||Nancy Rawles joins the fascinating tradition of writing a novel about a literary character invented by someone else--in this case, Mark Twain's Jim, the runaway slave from HUCKLEBERRY FINN who fled to freedom rather than be sold to a new master. Jim's story is told by Sadie Watkins, his wife and the mother of his two children, who always hopes that Jim will be able to return to her and buy her freedom as well. Sadie's story proves just as eventful as Jim's, as she manages to survive the upheavals of slavery and then the Civil War.
||In a poignant meditation on love and loss, Sadie, the abandoned wife of the slave Jim from Mark Twain's The Adventures of Huckleberry Finn details her romance with Jim, an ambitious young slave, his decision to run away with a young white boy named Huck Finn, and the bleak repercussions of that decision for her and their children.
|Editors Note 2
||Sadie, the abandoned wife of the slave Jim from "The Adventures of Huckleberry Finn," details her life with Jim, his decision to run away with a white boy named Huck Finn, and the bleak repercussions of that decision for her.
|Editors Note 3

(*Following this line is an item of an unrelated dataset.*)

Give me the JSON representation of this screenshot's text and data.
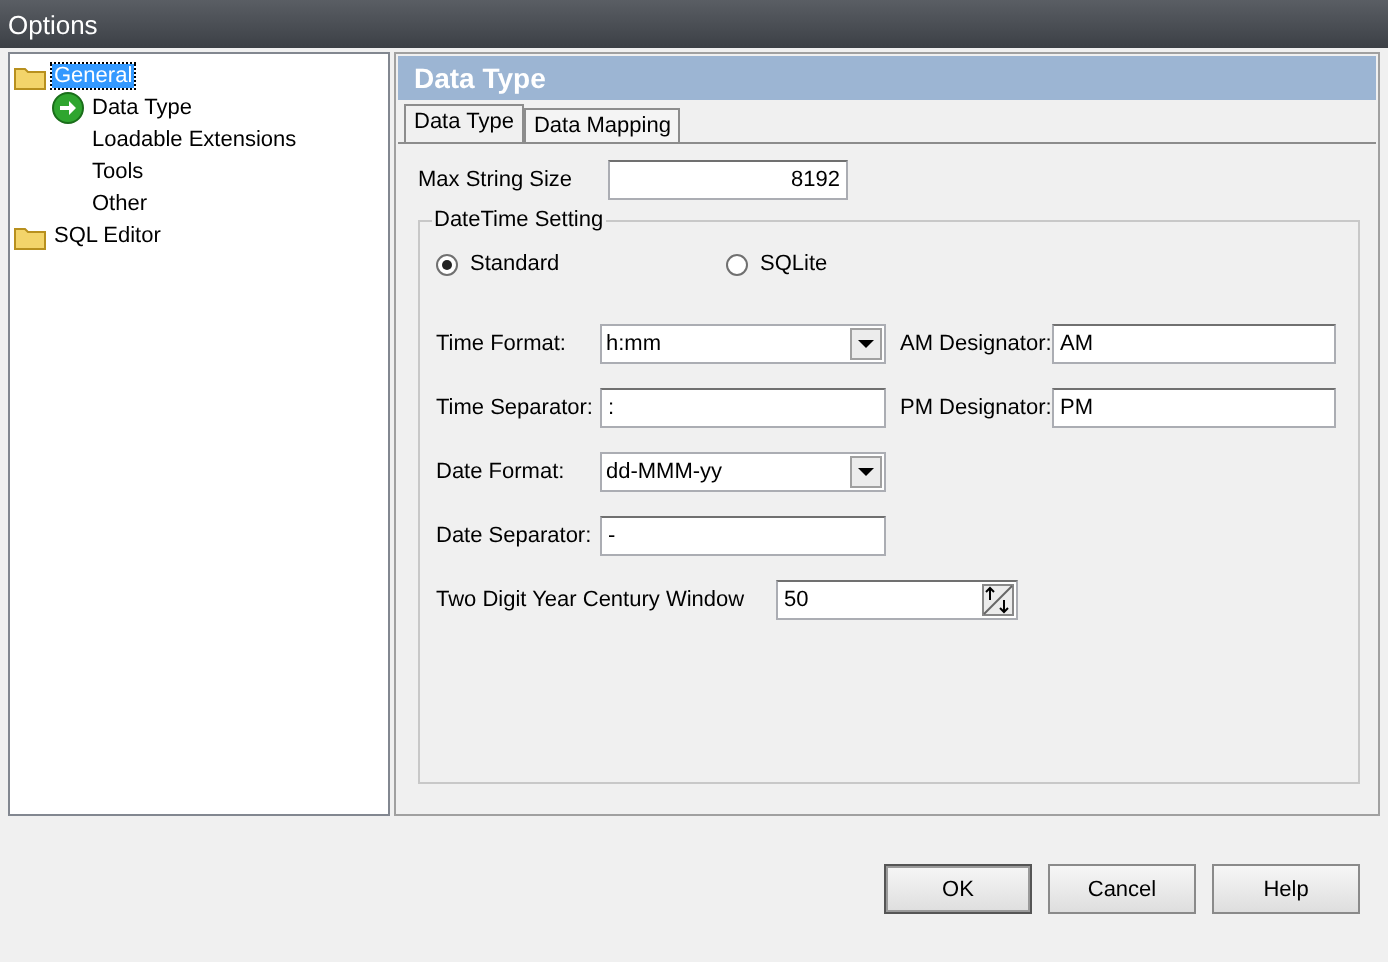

||To help her granddaughter accept the risks of loving, Sadie Watson mines her memory for the tale of the unquenchable love of her life, Jim. Sadie’s Jim was an ambitious young slave and seer who, when faced with the prospect of being sold, escaped down the Mississippi with a white boy named Huck Finn. Sadie is suddenly left alone, worried about her children, reviled as a witch, punished for Jim’s escape, and convinced her husband is dead. But Sadie’s will and her love for Jim animate her life and see her through.Told with spare eloquence and mirroring the true stories of countless slave women, My Jim recreates one of the most controversial characters in American literature. A nuanced critique of the great American novel, My Jim is a haunting and inspiring story about freedom, longing, and the remarkable endurance of love.Look for the Reader’s Group Guide at the back of this book.